The case was not just a war crime. It is a lesson in intelligence failure. The torture and imprisonment of dozens of innocent civilians and the inhuman treatment was used because the kempeitai could not conceive that regular force commandos, today’s equivalent of Special Forces, could attack Singapore. So they focused on civilians, civilians who were already imprisoned, civilians who were resisting their captors—as all prisoners do—but civilians who were not saboteurs or terrorists.
The man who authorized those techniques at the Singapore YMCA, Lt. Col. Sumida, was sentenced to hang. Sumida, in his statement during the trial said, “I felt the state of peace and order and this serious incident were related and that a thorough measure should be taken to prevent the recurrence of such serious incidents.”
Six other members of the kempeitai plus an interpreter were sentenced to hang.
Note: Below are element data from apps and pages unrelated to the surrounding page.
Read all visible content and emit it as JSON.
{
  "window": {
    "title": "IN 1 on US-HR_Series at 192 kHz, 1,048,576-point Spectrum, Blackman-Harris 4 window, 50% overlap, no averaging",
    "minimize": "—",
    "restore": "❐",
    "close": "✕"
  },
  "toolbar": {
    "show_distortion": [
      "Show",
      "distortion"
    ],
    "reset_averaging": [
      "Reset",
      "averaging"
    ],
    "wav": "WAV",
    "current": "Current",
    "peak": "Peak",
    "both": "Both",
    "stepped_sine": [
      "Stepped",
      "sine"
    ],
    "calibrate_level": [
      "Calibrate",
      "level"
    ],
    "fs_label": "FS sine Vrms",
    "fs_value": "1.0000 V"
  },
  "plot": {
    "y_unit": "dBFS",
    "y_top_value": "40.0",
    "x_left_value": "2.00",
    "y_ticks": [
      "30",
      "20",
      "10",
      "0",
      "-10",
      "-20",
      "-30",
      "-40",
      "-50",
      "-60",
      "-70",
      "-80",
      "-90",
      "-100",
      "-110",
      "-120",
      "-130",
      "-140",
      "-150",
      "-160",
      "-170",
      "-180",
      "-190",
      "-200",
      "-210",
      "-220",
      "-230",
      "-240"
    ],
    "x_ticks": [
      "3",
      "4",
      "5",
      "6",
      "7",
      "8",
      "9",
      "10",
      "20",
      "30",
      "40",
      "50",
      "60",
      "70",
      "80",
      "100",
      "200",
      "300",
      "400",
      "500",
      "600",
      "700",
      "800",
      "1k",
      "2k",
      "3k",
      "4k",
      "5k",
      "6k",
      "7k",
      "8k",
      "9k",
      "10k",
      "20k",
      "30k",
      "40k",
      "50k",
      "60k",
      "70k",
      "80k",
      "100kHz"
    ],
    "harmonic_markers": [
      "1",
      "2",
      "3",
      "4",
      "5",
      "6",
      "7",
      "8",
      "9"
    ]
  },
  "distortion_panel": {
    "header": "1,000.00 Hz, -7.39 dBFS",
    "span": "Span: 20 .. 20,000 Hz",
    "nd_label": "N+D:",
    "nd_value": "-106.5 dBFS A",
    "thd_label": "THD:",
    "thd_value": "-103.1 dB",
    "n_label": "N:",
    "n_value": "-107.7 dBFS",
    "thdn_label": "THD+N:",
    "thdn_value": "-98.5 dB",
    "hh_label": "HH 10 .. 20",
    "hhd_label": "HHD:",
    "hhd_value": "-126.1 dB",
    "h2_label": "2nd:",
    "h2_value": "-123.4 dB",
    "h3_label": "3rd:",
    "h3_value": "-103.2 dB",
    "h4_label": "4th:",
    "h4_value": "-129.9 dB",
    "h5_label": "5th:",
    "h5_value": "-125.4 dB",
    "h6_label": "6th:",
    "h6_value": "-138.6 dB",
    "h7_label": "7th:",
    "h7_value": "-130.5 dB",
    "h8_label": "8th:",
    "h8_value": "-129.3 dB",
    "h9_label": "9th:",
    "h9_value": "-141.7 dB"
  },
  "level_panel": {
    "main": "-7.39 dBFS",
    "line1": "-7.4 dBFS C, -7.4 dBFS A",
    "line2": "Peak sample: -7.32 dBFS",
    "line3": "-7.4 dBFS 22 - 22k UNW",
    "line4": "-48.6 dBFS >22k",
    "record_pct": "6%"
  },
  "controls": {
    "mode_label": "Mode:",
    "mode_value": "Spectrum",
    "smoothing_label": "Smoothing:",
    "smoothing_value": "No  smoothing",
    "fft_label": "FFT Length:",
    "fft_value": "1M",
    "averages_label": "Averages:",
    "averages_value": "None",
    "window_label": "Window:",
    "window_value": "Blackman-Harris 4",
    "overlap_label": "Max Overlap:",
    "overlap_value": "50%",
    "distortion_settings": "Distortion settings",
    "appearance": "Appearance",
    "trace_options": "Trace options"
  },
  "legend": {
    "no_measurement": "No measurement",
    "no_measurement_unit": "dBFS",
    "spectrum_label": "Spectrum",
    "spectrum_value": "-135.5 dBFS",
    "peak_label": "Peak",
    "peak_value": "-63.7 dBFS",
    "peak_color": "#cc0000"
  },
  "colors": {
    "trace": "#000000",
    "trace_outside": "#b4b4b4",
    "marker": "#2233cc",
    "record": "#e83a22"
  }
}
Three were sentenced to life, including one interpreter called “the fat American” (he was originally from California) One received 15 years, and one kempeitai and one interpreter eight.
This form of torture was not limited to Singapore. The judgment of the Tokyo war crimes trial said “the water treatment was commonly applied…there is evidence that this torture was used in the following places: (spelling in the original)
China, at Shanghai, Peiping and Nanking
French IndoChina, at Hanoi and Saigon
Malaya, a Singapore
Burma, at Kyaikto
Thailand, at Chumporn
Andaman Islands, at Port Blair
Borneo, at Jesselton
Sumatra, at Madan, Tadjong Keareng and Palembang
Java, at Batavia, Badung, Soerabaja and Buitonzorg
Celebes, at Makeskar
Portuguese Timor, at Orzu and Dilli
Philippines, at Manila, Nichols Field, Palo Beach and Dumquete
Formosa, at Camp Haito
Japan, at Tokyo"
It’s worth noting that the Tokyo tribunal listed that the “water treatment” used by the Japanese in four locations in the Philippines, which at that period was an American colony and under US jurisdiction and so in that case, Americans were victims of “inhuman treatment.”
The Wall Street Journal postulates:
Democratic Senators Ted Kennedy and Richard Durbin have gotten a lot of media mileage posturing over alleged "torture." But they should be asked unequivocally whether they'd rule out techniques such as "waterboarding" if there was good reason to believe it might prevent a mass-casualty attack.
If the Singapore and other cases throughout history are any guide, it is more likely that some innocent person or marginal suspect would do what torture most often does, make up a story to please the torturer and end the torment. All those civilians in the Singapore confessed to sabotage, sabotage, that in reality, they knew absolutely nothing about.
(The Sonkrai Tribunal has been bought by Allen and Unwin in Australia for publicaiton in 2006. US, Canadian and UK rights still available)
World War II, Singapore, Human Rights, torture, water boarding, Japan, Andrew Sullivan, Wall Street Journal, book, war crime
Labels: A River Kwai Story, Burma Thailand Railway, Japan, Singapore, Tokyo trial, torture, United States, war crime, water torture, waterboarding, World War II, writing